Navy Restarts Effort To Fit 'Due Regard' Radar on Triton

 - April 13, 2015, 1:46 PM
Shown is the first of three MQ-4C Triton test aircraft now based at the Patuxent River, Md., Naval Air Station. (Photo: Bill Carey)

The U.S. Navy has restarted its effort to fit a “due regard” radar on the new MQ-4C Triton unmanned surveillance aircraft. The service will incorporate the radar subsystem as part of a “multi-intelligence” capability upgrade that should be initially operational on the Triton in 2020, according to Sean Burke, the Naval Air Systems Command (Navair) program manager.

Navair instructed prime contractor Northrop Grumman to stop work on the due regard radar in 2013 after subcontractor Exelis encountered problems sizing the system to the space available in the Triton’s nose. The collision avoidance radar will help the Global Hawk maritime derivative comply with an International Civil Aviation Organization requirement that military and other government aircraft fly with “due regard” for the safety of other aircraft when operating over international waters. The Triton will also be equipped with a traffic alert collision avoidance system (Tcas) and automatic dependent surveillance-broadcast (ADS-B) transmitter, but those systems alone are not considered adequate for an unmanned aircraft to “sense and avoid” other aircraft.

Speaking at the Navy League Sea-Air-Space conference on April 13, Burke said the Triton program restarted the radar subsystem development last fall. It plans to incorporate the due regard radar on a second, “multi-int” Triton configuration that adds a low-band signals intelligence (Sigint) capability now provided by the Lockheed EP-3. A baseline configuration of the Triton will enter service first, with initial operational capability (IOC) planned in 2018.

Under the new technical approach to the due regard radar, Northrop Grumman’s aerospace systems business unit in Redondo Beach, Calif., is leading the development and providing the front-end antenna array. Exelis retains responsibility for the backend processing aspect and final assembly of the antenna with the system’s power supply and receiver. Earlier this year, Harris announced that it plans to acquire Exelis for $4.75 billion, with the transaction expected to close in June.

“Technical problems in getting that radar into the size, weight and power allocations that we had available for it caused us a couple of years ago to put a pause on that and see if we could find a better technical solution,” Burke said. “Exelis had a hard time doing that miniaturization and being able to produce that front-end array.” Northrop Grumman has tasked its own business unit “to do that front end for them.”

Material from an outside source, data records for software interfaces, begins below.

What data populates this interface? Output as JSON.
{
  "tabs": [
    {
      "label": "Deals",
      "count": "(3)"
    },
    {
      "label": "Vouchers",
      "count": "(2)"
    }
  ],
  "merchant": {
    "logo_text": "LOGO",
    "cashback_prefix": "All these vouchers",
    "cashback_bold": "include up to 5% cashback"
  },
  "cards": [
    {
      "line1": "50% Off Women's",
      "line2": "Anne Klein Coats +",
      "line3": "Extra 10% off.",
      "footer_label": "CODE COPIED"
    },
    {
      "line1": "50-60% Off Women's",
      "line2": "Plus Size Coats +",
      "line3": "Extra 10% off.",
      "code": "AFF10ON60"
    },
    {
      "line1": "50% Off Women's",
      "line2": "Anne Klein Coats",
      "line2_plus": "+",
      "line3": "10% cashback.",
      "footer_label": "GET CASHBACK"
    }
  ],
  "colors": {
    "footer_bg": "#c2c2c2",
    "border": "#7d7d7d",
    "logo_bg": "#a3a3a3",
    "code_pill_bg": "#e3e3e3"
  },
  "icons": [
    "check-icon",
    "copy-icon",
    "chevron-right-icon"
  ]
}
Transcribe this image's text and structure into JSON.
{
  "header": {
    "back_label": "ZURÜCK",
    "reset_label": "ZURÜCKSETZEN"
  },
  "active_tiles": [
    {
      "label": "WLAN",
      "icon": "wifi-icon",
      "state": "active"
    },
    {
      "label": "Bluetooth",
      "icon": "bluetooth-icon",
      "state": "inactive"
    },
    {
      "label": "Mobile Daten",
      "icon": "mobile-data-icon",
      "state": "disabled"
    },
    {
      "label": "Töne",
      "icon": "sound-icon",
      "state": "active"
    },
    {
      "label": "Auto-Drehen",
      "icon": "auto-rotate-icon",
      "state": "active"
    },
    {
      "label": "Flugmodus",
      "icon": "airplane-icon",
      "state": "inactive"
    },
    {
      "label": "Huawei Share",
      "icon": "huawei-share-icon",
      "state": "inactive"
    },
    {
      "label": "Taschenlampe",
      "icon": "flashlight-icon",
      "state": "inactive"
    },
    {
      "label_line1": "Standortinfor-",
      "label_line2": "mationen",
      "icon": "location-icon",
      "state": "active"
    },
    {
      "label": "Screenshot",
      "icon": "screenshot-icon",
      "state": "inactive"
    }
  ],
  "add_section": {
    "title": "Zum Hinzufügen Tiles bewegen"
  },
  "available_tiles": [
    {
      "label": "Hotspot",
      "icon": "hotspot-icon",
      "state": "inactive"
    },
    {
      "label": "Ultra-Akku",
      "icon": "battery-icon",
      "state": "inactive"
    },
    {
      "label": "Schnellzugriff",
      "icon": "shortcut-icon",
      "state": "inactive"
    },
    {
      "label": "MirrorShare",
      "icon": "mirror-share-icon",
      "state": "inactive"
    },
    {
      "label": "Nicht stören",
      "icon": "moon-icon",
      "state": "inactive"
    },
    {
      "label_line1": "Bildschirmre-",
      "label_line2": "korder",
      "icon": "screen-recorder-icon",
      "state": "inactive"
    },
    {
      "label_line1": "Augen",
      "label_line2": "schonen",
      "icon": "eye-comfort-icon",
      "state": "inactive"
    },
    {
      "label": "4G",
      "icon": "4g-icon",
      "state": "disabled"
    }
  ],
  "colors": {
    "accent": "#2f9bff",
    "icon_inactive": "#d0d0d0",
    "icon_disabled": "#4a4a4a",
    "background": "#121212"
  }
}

Burke said the program expects a Milestone C decision from the Navy approving low-rate initial production (LRIP) of the Triton by the end of this year. The first two LRIP aircraft and two initial operational test and evaluation aircraft will constitute a first operational orbit. A full-rate production decision review is expected in 2018, which would phase in the multi-int capability upgrade. IOC for the multi-int configuration would follow in 2020.